This article is over 4 years old

Top Stories

Judge Moves Trial Of Santa Fe High School Shooting Suspect, Texas Blocked From Purging Voters, And Activists Concerned About Future Of Harris County Department Of Education

These are some of the stories Houston Public Media is covering.


Wednesday, February 27, 2019

Top afternoon stories:

Galveston County Sheriff's Office
Dimitrios Pagourtzis.

Judge Moves Trial Of Santa Fe High School Shooting Suspect Out Of Galveston County

The judge overseeing the upcoming trial of the alleged Santa Fe High School shooter decided on Wednesday the trial will be moved out of Galveston County.

Judge John Ellisor, who presides over the 122nd District Court in Galveston County, granted a change of venue motion filed by the attorneys for Dimitrios Pagourtzis.

Nicholas Poehl, one of Pagourtzis' lawyers, said this week his client should receive the same treatment as others accused of mass murder. He cited Oklahoma City bomber Timothy McVeigh and serial killer Ted Bundy, who received changes of venue.

Pagourtzis, 18, is accused of opening fire at the Santa Fe High School on May 18, 2018, killing 10 people and wounding 13 others. He has been charged with capital murder and aggravated assault of a public servant.

Alvaro 'Al' Ortiz/Houston Public Media
This August 25, 2018, photo shows a voting sign in Harris County.

Texas Blocked From Purging Voters In Citizenship Review

A federal judge has put a temporary stop to the process of reviewing the citizenship of tens of thousands of registered Texas voters, making it clear that no Texas county should move forward with efforts to purge voters or issue letters demanding proof of citizenship "without prior approval of the Court with a conclusive showing that the person is ineligible to vote."

The Wednesday order from U.S. District Judge Fred Biery comes a month after the Texas secretary of state flagged nearly 100,000 voters for citizenship review — and a flurry of civil rights groups filed three separate lawsuits to block state and county officials from working off of what has proven to be a deeply flawed set of data.

Biery ordered that while the litigation continues, counties can "continue to find out if in fact someone is registered who is not a citizen" — some have done so by comparing registered voters with those made citizens at recent naturalization ceremonies, for example — but may not communicate directly with any particular individual on the list.

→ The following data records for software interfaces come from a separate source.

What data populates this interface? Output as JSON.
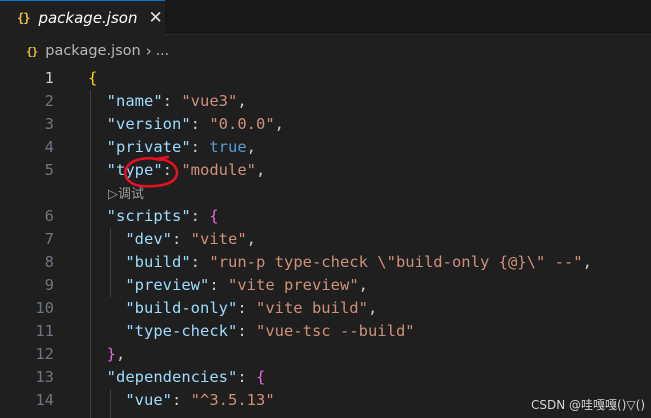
{
  "tab": {
    "icon": "{}",
    "title": "package.json",
    "close": "✕"
  },
  "breadcrumb": {
    "icon": "{}",
    "file": "package.json",
    "separator": "›",
    "more": "..."
  },
  "codelens": "▷调试",
  "lines": [
    {
      "num": "1",
      "tokens": [
        {
          "t": "{",
          "c": "brace"
        }
      ]
    },
    {
      "num": "2",
      "tokens": [
        {
          "t": "  "
        },
        {
          "t": "\"name\"",
          "c": "key"
        },
        {
          "t": ": "
        },
        {
          "t": "\"vue3\"",
          "c": "str"
        },
        {
          "t": ","
        }
      ]
    },
    {
      "num": "3",
      "tokens": [
        {
          "t": "  "
        },
        {
          "t": "\"version\"",
          "c": "key"
        },
        {
          "t": ": "
        },
        {
          "t": "\"0.0.0\"",
          "c": "str"
        },
        {
          "t": ","
        }
      ]
    },
    {
      "num": "4",
      "tokens": [
        {
          "t": "  "
        },
        {
          "t": "\"private\"",
          "c": "key"
        },
        {
          "t": ": "
        },
        {
          "t": "true",
          "c": "bool"
        },
        {
          "t": ","
        }
      ]
    },
    {
      "num": "5",
      "tokens": [
        {
          "t": "  "
        },
        {
          "t": "\"type\"",
          "c": "key"
        },
        {
          "t": ": "
        },
        {
          "t": "\"module\"",
          "c": "str"
        },
        {
          "t": ","
        }
      ]
    },
    {
      "num": "6",
      "tokens": [
        {
          "t": "  "
        },
        {
          "t": "\"scripts\"",
          "c": "key"
        },
        {
          "t": ": "
        },
        {
          "t": "{",
          "c": "brace2"
        }
      ]
    },
    {
      "num": "7",
      "tokens": [
        {
          "t": "    "
        },
        {
          "t": "\"dev\"",
          "c": "key"
        },
        {
          "t": ": "
        },
        {
          "t": "\"vite\"",
          "c": "str"
        },
        {
          "t": ","
        }
      ]
    },
    {
      "num": "8",
      "tokens": [
        {
          "t": "    "
        },
        {
          "t": "\"build\"",
          "c": "key"
        },
        {
          "t": ": "
        },
        {
          "t": "\"run-p type-check \\\"build-only {@}\\\" --\"",
          "c": "str"
        },
        {
          "t": ","
        }
      ]
    },
    {
      "num": "9",
      "tokens": [
        {
          "t": "    "
        },
        {
          "t": "\"preview\"",
          "c": "key"
        },
        {
          "t": ": "
        },
        {
          "t": "\"vite preview\"",
          "c": "str"
        },
        {
          "t": ","
        }
      ]
    },
    {
      "num": "10",
      "tokens": [
        {
          "t": "    "
        },
        {
          "t": "\"build-only\"",
          "c": "key"
        },
        {
          "t": ": "
        },
        {
          "t": "\"vite build\"",
          "c": "str"
        },
        {
          "t": ","
        }
      ]
    },
    {
      "num": "11",
      "tokens": [
        {
          "t": "    "
        },
        {
          "t": "\"type-check\"",
          "c": "key"
        },
        {
          "t": ": "
        },
        {
          "t": "\"vue-tsc --build\"",
          "c": "str"
        }
      ]
    },
    {
      "num": "12",
      "tokens": [
        {
          "t": "  "
        },
        {
          "t": "}",
          "c": "brace2"
        },
        {
          "t": ","
        }
      ]
    },
    {
      "num": "13",
      "tokens": [
        {
          "t": "  "
        },
        {
          "t": "\"dependencies\"",
          "c": "key"
        },
        {
          "t": ": "
        },
        {
          "t": "{",
          "c": "brace2"
        }
      ]
    },
    {
      "num": "14",
      "tokens": [
        {
          "t": "    "
        },
        {
          "t": "\"vue\"",
          "c": "key"
        },
        {
          "t": ": "
        },
        {
          "t": "\"^3.5.13\"",
          "c": "str"
        }
      ]
    }
  ],
  "watermark": "CSDN @哇嘎嘎()▽()",
  "colors": {
    "key": "#9cdcfe",
    "string": "#ce9178",
    "boolean": "#569cd6",
    "bracket_level1": "#ffd700",
    "bracket_level2": "#da70d6",
    "annotation": "#e81123",
    "accent": "#0078d4"
  }
}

Tens of thousands of the individuals on the list compiled by the secretary of state’s office were naturalized before registering to vote — making casting a ballot perfectly legal. The number of voters in that group is expected to grow as efforts to review the list proceed.

Andrea Duhon leads a rally to preserve the Harris County Department of Education. Duhon ran for a seat on the board in 2018 but lost.
Laura Isensee/Houston Public Media
Andrea Duhon leads a rally to preserve the Harris County Department of Education.

Activists Concerned About Future Of Harris County Department Of Education

Public education activists are asking the Harris County Department of Education's (HCDE) board to rehire a consulting firm that lobbies for the agency in the Texas Legislature and commit to funding special education and early childhood education programs.

Andrea Duhon is one of the activists and spoke to Houston Matters on Wednesday. She said the board's recent decision to cancel the HCDE's contract with HillCo Partners "left the entire department of education vulnerable to shutting down."

Duhon referenced several bills that State Representative Paul Bettencourt filed in 2017. One of the bills proposed to analyze a potential shutdown of the HCDE.

Members and supporters of civic groups such as Indivisible Houston, Black Lives Matter and FIEL held a press conference before the board's Wednesday meeting to talk about their concerns and demands.

The board president didn't respond to Houston Matters' request for comment.

NTSB Photo
NTSB investigators search Trinity Bay for recorders from the cargo jet crash in Texas.

DOJ Warns Public Not To Pick Up Wreckage Of Plane That Crashed Near Anahuac

The Department of Justice is warning the public that knowingly withholding any parts of the wreckage of a cargo plane that crashed near Anahuac on Saturday is a federal crime.

In a news release, the DOJ said an individual convicted of withholding part of a civil aircraft involved in an accident could face up to 10 years in prison and a fine of up to $250,000.

The FBI, which has sent an evidence recovery team to the site of the accident, also distributed the warning. The FBI has urged anyone with information, photos or videos regarding the incident or with knowledge of debris from the crash to call 1-800-CALL-FBI.

The NTSB and the FBI have asked area residents and businesses to check security cameras for possible video of the crash.